On this Memorial Day, I remember Pa and Ma, grandparents, and the military and families who sacrificed for the USA.
Whom do you remember?
People tend to be born–and many continue–to live with the mindset of sheep. They need to be fed and protected or they may die. Sometimes, it’s fine to be sheep–eating, sleeping, being part of a herd. Sometimes, we need to be Sheep Dogs–the one or one of those who accepts the call to serve, protect, lead, or provide for others.
Many think first of our military and first responders, which is good. They are protectors and they provide service and sacrifice. We should also think of leaders in families, communities, and places of work and worship.
For the veteran or civilian who has chosen alcohol or narcotics or anger to cope with PTSD, moral injury, or other pain, the inner “Sheep Dog” can come out and develop to take care of self better to boost capacity to care for others. The enemy of our loved ones is not always a predator or terrorist–sometimes the “Goliath” we need to “Master” is within our choices.
Part of our purpose on this planet is to Plan and Lead in Life as our best-selves.
Life Leaders is hosting a public service seminar in the Birmingham Area to help us know better when and how to be a Sheep Dog, led by Col. Stretch Dunn (USA Ret), co-author of Professionalism Under Stress: Lessons for Professionalism, Stress, and Gunfighting in Military and Civilian Life (Dunn & Dyson).
Life Leaders hosts monthly events focused on Planning for the 7 Areas of Life, Best-Self Leadership, Patriotism in Action, and Freedom to Flourish. And, we provide educational and community development program and project leadership.
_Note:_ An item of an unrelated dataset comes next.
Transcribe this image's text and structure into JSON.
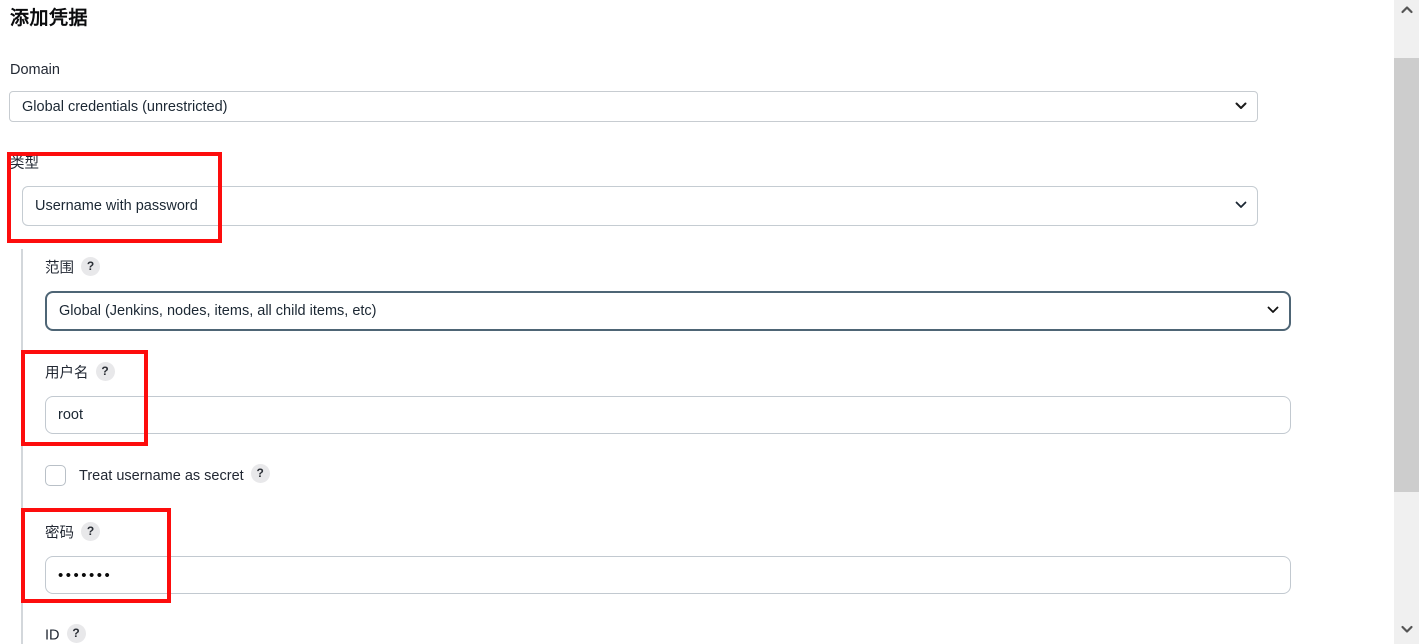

To receive an invitation or information: David@LifeLeadersInstitute.org
“When you reach the end of your rope, tie a knot in it and hang on.”
Franklin D. Roosevelt
Yes, it’s true, as you might be thinking, sometimes we need to cut our losses. More often, we need to persevere, adjusting to improve based on what’s working–and not. We need to pay attention to our plans, actions, and results–and decide if we need to work more or differently. We may need a better strategy to get to our vision. If you have a written plan, it’s easier and better to assess, change, and renew–that could be your next move.
“Try to be a rainbow in someone’s cloud.”
“You are never too old to set another goal or to dream a new dream.”
“Start where you are.
Use what you have.
Do what you can.”
Arthur Ashe, Professional Tennis Player
“Don’t let the fear of striking out hold you back.”
Many of us hold back, sometimes unconsciously, on pursuing our callings and dreams–because of fear. We sometimes dwell on possible negative results like failure or embarrassment.
Coaching clients and seminar students often say they stay in their “comfort zones” too much because of “what people might think” if they tried something special.
Consider the people you admire most–they likely have tried, failed, and persisted to fulfill ideas in which they believe, even if others could see their flaws and failures. Follow their example.
Allow yourself to try and occasionally fall short. Just do your best, continue to improve your capacities, and enjoy the freedom that comes with courage.
Adapted from Suggestions for Successful Living: Positive Ideas for the 7 Areas of Life, Dr. David Dyson. Additional writing on developing ourselves in Professionalism Under Stress by Col. Stretch Dunn (USA Ret) and Dr. David Dyson.
Help students write Plans for School and Life to boost attitude, attendance, and achievement.
Over 90% of adults I ask wish they had received this instruction and coaching in school and virtually all wish schools and colleges would help their children learn and accomplish development of a plan to inspire and guide them.